- **Try it**
Print the records exactly as written, and let no picture into the answer.

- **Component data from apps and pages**
»»

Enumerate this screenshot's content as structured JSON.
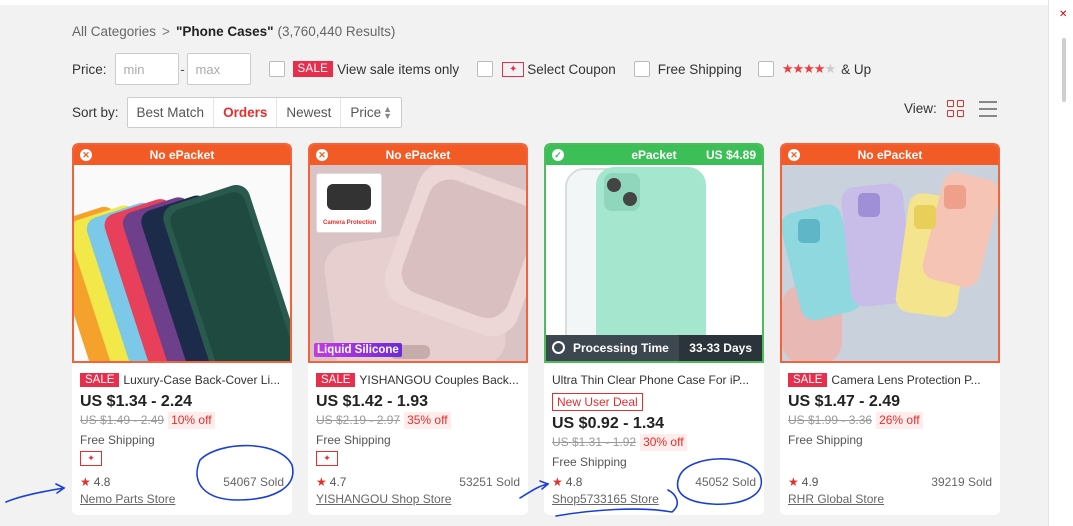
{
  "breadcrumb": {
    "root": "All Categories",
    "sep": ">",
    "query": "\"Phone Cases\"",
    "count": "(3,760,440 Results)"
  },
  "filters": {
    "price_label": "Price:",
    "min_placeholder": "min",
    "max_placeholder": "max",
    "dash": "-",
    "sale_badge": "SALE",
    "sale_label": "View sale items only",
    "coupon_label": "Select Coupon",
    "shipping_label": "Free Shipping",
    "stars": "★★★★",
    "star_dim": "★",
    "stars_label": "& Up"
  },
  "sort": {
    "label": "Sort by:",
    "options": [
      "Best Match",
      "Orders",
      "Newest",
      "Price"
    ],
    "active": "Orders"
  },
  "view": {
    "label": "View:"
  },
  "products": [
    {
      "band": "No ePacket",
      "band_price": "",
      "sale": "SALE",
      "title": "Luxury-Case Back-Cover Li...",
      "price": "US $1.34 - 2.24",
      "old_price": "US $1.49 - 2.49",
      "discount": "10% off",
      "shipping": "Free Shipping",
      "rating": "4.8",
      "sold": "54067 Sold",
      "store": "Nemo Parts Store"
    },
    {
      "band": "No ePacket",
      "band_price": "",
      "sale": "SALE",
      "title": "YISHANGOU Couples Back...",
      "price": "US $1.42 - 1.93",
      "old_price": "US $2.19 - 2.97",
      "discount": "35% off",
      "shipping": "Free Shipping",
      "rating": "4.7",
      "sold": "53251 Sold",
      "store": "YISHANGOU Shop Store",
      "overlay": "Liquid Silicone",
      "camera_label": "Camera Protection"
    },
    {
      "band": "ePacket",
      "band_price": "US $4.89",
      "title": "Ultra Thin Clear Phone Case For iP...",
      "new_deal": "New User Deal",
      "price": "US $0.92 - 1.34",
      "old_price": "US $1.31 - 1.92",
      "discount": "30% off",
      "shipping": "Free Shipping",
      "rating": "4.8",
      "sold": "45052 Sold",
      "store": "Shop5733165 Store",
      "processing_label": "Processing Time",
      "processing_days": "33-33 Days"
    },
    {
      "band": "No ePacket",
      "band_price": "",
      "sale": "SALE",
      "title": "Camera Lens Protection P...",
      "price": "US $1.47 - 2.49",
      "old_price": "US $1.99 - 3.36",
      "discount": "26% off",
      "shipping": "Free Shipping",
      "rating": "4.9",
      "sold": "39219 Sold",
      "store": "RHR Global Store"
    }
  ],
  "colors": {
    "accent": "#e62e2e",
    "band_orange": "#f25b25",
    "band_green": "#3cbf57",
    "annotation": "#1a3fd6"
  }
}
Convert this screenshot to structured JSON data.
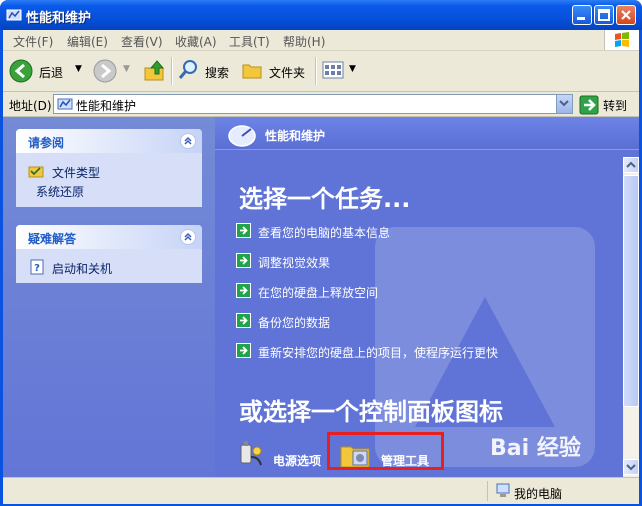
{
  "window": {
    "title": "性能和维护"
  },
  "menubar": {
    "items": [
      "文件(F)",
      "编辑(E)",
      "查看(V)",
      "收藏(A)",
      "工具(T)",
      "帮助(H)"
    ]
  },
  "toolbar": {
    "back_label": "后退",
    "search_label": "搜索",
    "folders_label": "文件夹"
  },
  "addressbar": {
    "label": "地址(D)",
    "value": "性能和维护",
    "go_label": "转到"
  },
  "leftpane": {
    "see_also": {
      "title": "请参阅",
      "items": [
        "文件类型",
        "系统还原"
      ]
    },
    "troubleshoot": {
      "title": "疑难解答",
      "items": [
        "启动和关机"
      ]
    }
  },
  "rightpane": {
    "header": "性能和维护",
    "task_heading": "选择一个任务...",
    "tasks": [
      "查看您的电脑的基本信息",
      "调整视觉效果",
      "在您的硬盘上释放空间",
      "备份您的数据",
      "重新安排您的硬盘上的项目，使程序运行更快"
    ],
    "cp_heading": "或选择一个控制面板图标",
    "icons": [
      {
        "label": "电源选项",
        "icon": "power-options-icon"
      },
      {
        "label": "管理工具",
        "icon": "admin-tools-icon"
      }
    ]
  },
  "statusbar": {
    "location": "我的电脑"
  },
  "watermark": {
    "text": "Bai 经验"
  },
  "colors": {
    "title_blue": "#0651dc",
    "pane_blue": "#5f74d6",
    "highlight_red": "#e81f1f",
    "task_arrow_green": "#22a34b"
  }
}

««

- **Exercise solution**
Enumerate this screenshot's content as structured JSON.
{
  "breadcrumb": {
    "root": "All Categories",
    "sep": ">",
    "query": "\"Phone Cases\"",
    "count": "(3,760,440 Results)"
  },
  "filters": {
    "price_label": "Price:",
    "min_placeholder": "min",
    "max_placeholder": "max",
    "dash": "-",
    "sale_badge": "SALE",
    "sale_label": "View sale items only",
    "coupon_label": "Select Coupon",
    "shipping_label": "Free Shipping",
    "stars": "★★★★",
    "star_dim": "★",
    "stars_label": "& Up"
  },
  "sort": {
    "label": "Sort by:",
    "options": [
      "Best Match",
      "Orders",
      "Newest",
      "Price"
    ],
    "active": "Orders"
  },
  "view": {
    "label": "View:"
  },
  "products": [
    {
      "band": "No ePacket",
      "band_price": "",
      "sale": "SALE",
      "title": "Luxury-Case Back-Cover Li...",
      "price": "US $1.34 - 2.24",
      "old_price": "US $1.49 - 2.49",
      "discount": "10% off",
      "shipping": "Free Shipping",
      "rating": "4.8",
      "sold": "54067 Sold",
      "store": "Nemo Parts Store"
    },
    {
      "band": "No ePacket",
      "band_price": "",
      "sale": "SALE",
      "title": "YISHANGOU Couples Back...",
      "price": "US $1.42 - 1.93",
      "old_price": "US $2.19 - 2.97",
      "discount": "35% off",
      "shipping": "Free Shipping",
      "rating": "4.7",
      "sold": "53251 Sold",
      "store": "YISHANGOU Shop Store",
      "overlay": "Liquid Silicone",
      "camera_label": "Camera Protection"
    },
    {
      "band": "ePacket",
      "band_price": "US $4.89",
      "title": "Ultra Thin Clear Phone Case For iP...",
      "new_deal": "New User Deal",
      "price": "US $0.92 - 1.34",
      "old_price": "US $1.31 - 1.92",
      "discount": "30% off",
      "shipping": "Free Shipping",
      "rating": "4.8",
      "sold": "45052 Sold",
      "store": "Shop5733165 Store",
      "processing_label": "Processing Time",
      "processing_days": "33-33 Days"
    },
    {
      "band": "No ePacket",
      "band_price": "",
      "sale": "SALE",
      "title": "Camera Lens Protection P...",
      "price": "US $1.47 - 2.49",
      "old_price": "US $1.99 - 3.36",
      "discount": "26% off",
      "shipping": "Free Shipping",
      "rating": "4.9",
      "sold": "39219 Sold",
      "store": "RHR Global Store"
    }
  ],
  "colors": {
    "accent": "#e62e2e",
    "band_orange": "#f25b25",
    "band_green": "#3cbf57",
    "annotation": "#1a3fd6"
  }
}
Convert this screenshot to structured JSON data.
{
  "window": {
    "title": "性能和维护"
  },
  "menubar": {
    "items": [
      "文件(F)",
      "编辑(E)",
      "查看(V)",
      "收藏(A)",
      "工具(T)",
      "帮助(H)"
    ]
  },
  "toolbar": {
    "back_label": "后退",
    "search_label": "搜索",
    "folders_label": "文件夹"
  },
  "addressbar": {
    "label": "地址(D)",
    "value": "性能和维护",
    "go_label": "转到"
  },
  "leftpane": {
    "see_also": {
      "title": "请参阅",
      "items": [
        "文件类型",
        "系统还原"
      ]
    },
    "troubleshoot": {
      "title": "疑难解答",
      "items": [
        "启动和关机"
      ]
    }
  },
  "rightpane": {
    "header": "性能和维护",
    "task_heading": "选择一个任务...",
    "tasks": [
      "查看您的电脑的基本信息",
      "调整视觉效果",
      "在您的硬盘上释放空间",
      "备份您的数据",
      "重新安排您的硬盘上的项目，使程序运行更快"
    ],
    "cp_heading": "或选择一个控制面板图标",
    "icons": [
      {
        "label": "电源选项",
        "icon": "power-options-icon"
      },
      {
        "label": "管理工具",
        "icon": "admin-tools-icon"
      }
    ]
  },
  "statusbar": {
    "location": "我的电脑"
  },
  "watermark": {
    "text": "Bai 经验"
  },
  "colors": {
    "title_blue": "#0651dc",
    "pane_blue": "#5f74d6",
    "highlight_red": "#e81f1f",
    "task_arrow_green": "#22a34b"
  }
}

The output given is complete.